We picked up some cheap (and dreadfully wrong) material and tried to get underway.  My girl’s fabric was a bright red double-knit … definitely on the right track but too bright and too thin, almost like a crepe.  Mine was very dark green, way too dark really, and was similar to the material from which bedsheets are made…so it had no flex/stretch capability whatsoever.  Undaunted we began our project anyway.  I think my girlfriend drew out something akin to a pattern for my shirt and she then cut the individual sections accordingly.  I don’t remember if she had cut out all the pieces and was assembling the final garment or if she had just done a few basic pieces to put together a mock-up.  Either way, before long I had a front and back connected to a right sleeve.  The fit was awkward and the material didn’t lay well on my torso.  Nevertheless, it was coming together.  But given everything I’ve just described, it was questionable whether this costume would be usable at all – and therein lies the first horror story.   The second, and much bigger, horror story is that we left that green shirt half finished – that was as far as we ever got on it.  The sexy red mirror universe uniform never even got started.

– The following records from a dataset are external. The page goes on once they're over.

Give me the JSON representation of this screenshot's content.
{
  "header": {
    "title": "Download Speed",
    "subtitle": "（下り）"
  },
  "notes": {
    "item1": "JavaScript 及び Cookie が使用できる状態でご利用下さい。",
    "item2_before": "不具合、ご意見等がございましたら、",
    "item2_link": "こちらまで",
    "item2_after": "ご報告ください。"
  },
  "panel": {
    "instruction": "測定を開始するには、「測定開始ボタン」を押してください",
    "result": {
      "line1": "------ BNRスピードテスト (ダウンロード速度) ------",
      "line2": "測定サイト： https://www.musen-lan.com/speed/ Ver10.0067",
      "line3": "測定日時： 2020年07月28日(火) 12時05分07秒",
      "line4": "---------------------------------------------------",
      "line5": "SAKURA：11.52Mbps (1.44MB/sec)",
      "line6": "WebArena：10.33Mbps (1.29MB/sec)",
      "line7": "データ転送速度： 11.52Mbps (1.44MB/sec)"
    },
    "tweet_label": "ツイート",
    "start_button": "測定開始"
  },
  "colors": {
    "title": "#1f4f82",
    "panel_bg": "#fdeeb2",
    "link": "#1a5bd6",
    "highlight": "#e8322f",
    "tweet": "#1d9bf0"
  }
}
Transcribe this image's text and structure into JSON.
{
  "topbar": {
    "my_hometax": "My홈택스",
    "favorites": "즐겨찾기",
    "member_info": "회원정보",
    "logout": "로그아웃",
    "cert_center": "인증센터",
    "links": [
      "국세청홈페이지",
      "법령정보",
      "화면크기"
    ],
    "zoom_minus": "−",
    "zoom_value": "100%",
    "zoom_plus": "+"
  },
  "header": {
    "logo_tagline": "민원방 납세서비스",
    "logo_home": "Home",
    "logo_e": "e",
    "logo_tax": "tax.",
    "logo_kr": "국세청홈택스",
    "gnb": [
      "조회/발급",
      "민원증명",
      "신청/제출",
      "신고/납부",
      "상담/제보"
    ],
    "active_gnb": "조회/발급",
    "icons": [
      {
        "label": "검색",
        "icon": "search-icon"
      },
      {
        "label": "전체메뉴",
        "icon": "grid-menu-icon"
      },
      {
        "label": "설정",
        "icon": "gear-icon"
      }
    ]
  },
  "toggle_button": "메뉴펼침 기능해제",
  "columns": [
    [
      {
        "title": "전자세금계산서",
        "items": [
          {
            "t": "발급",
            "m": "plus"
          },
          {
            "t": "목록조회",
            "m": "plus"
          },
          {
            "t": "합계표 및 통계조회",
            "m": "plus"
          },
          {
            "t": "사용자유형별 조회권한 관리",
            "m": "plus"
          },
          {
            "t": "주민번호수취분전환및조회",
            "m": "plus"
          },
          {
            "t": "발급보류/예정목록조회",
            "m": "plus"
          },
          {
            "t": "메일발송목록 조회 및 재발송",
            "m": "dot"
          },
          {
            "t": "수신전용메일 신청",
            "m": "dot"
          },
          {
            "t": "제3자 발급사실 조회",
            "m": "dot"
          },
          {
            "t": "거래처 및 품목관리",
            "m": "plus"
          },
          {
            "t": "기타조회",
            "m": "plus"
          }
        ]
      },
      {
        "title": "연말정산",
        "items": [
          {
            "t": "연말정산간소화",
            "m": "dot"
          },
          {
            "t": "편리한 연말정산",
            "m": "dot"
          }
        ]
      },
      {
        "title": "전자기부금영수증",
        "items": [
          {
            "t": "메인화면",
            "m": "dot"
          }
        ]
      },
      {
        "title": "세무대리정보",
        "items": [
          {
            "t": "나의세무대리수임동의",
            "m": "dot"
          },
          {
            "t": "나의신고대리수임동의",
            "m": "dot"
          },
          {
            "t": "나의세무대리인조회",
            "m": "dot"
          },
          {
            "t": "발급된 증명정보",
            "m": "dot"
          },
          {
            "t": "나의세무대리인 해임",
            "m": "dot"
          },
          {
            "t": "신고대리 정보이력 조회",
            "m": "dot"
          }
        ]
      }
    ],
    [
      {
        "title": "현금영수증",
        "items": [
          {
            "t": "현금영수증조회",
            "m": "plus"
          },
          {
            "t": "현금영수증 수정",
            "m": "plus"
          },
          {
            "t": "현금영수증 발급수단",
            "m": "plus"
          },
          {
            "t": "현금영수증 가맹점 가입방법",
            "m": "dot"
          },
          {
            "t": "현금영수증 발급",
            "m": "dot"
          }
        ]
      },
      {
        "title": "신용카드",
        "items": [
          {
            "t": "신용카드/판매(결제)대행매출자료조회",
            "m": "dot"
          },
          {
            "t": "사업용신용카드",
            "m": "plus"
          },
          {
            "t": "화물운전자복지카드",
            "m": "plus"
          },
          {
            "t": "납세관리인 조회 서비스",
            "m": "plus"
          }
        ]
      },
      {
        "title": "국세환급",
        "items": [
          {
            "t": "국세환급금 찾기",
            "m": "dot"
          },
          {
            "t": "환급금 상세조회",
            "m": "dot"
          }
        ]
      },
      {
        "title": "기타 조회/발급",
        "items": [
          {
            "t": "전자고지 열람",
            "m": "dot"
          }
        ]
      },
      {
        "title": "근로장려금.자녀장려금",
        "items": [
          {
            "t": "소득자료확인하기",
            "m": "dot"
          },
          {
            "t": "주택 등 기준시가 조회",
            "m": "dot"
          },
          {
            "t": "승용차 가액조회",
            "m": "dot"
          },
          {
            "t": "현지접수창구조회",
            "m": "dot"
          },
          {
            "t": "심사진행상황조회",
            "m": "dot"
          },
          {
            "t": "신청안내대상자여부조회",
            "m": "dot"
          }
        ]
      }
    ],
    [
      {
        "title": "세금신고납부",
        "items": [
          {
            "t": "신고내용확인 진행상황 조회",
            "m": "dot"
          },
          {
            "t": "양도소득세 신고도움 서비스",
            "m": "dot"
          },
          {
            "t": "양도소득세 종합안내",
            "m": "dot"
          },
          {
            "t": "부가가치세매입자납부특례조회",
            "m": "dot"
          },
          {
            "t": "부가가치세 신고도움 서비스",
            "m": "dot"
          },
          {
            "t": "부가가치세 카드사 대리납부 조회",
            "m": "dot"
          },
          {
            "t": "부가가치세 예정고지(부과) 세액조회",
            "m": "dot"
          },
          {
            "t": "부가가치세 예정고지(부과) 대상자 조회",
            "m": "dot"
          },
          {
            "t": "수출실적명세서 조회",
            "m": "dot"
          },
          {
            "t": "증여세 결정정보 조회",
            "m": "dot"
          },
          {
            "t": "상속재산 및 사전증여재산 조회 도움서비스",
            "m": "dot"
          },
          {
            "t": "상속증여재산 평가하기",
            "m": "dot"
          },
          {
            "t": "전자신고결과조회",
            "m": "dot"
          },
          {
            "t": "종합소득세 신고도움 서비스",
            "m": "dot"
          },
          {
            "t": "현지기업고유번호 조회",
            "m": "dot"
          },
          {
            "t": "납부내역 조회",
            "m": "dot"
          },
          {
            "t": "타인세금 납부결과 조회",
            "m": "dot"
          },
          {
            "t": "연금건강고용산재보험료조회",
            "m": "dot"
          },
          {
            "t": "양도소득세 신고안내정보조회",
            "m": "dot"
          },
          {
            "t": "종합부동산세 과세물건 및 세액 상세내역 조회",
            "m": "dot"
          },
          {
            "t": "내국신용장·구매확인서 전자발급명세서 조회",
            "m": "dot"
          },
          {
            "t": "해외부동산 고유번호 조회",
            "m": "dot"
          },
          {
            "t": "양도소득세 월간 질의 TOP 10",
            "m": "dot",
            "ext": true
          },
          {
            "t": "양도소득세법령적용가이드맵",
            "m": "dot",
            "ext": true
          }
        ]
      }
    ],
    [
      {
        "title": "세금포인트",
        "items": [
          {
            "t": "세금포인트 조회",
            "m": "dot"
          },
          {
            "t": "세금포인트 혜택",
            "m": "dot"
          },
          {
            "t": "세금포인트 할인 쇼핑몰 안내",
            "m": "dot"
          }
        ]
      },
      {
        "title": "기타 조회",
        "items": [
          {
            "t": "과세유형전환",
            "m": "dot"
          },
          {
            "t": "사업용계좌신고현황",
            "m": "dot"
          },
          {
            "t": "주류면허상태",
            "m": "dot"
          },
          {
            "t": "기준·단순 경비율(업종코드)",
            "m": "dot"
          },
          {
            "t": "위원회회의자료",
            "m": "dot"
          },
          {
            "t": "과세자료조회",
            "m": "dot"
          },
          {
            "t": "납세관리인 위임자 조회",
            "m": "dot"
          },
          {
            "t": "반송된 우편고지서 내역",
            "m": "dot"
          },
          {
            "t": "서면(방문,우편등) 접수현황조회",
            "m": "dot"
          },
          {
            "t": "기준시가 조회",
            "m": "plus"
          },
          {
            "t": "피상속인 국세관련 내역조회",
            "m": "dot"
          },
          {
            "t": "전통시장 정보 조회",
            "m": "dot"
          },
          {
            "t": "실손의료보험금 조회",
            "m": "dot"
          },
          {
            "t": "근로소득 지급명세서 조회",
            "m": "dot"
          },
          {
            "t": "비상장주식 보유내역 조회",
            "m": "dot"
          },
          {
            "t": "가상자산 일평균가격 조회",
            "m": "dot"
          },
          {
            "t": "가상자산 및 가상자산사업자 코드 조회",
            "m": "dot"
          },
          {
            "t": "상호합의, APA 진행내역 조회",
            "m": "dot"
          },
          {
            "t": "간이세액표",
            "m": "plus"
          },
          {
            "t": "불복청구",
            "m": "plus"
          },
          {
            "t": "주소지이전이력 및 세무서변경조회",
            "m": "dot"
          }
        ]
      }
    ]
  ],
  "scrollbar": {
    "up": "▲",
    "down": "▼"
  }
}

For a multitude of reasons that probably have no place being published in a Star Trek blog, we broke up at the beginning of that summer, having never attended the convention or even finished the costumes.  Although I initially thought there was hope of getting back together, I blinked my eyes and months had gone by.  Suddenly it was a year – then two. We each ended up marrying and starting our own families, neither seeing nor speaking to each other as two years became five and so on.

What makes this such a terrific story is the happy ending I alluded to earlier.  We two geeks each knew that we were meant to be together.  In a way it was almost like one of those great Star Trek stories in which destiny is fulfilled even if there is sadness along the way.  More than ten years after we had originally begun dating and nearly eight years since we had last spoken, we met at our tenth high school reunion and picked up where we left off.  Now we are rapidly approaching our fifteenth wedding anniversary and our Trek fandom hasn’t waned.  In fact, our thirteen year old son and I will soon be attending Creation Star Trek 2011 in Las Vegas – and we will be doing so in full uniforms created by none other than my lovely girl.

I will be blogging from the con and undoubtedly posting photos of my new and improved green Kirk wraparound tunic.  But no photos or blog posts can accurately convey the most important facet of this tale – even though the blog topic is “Horror Stories”, my time with the incredible woman described herein has been the antithesis of a horror story!  She completes me and I her.  And our shared love of all things Star Trek is one example among many of how our fate was “in the stars”!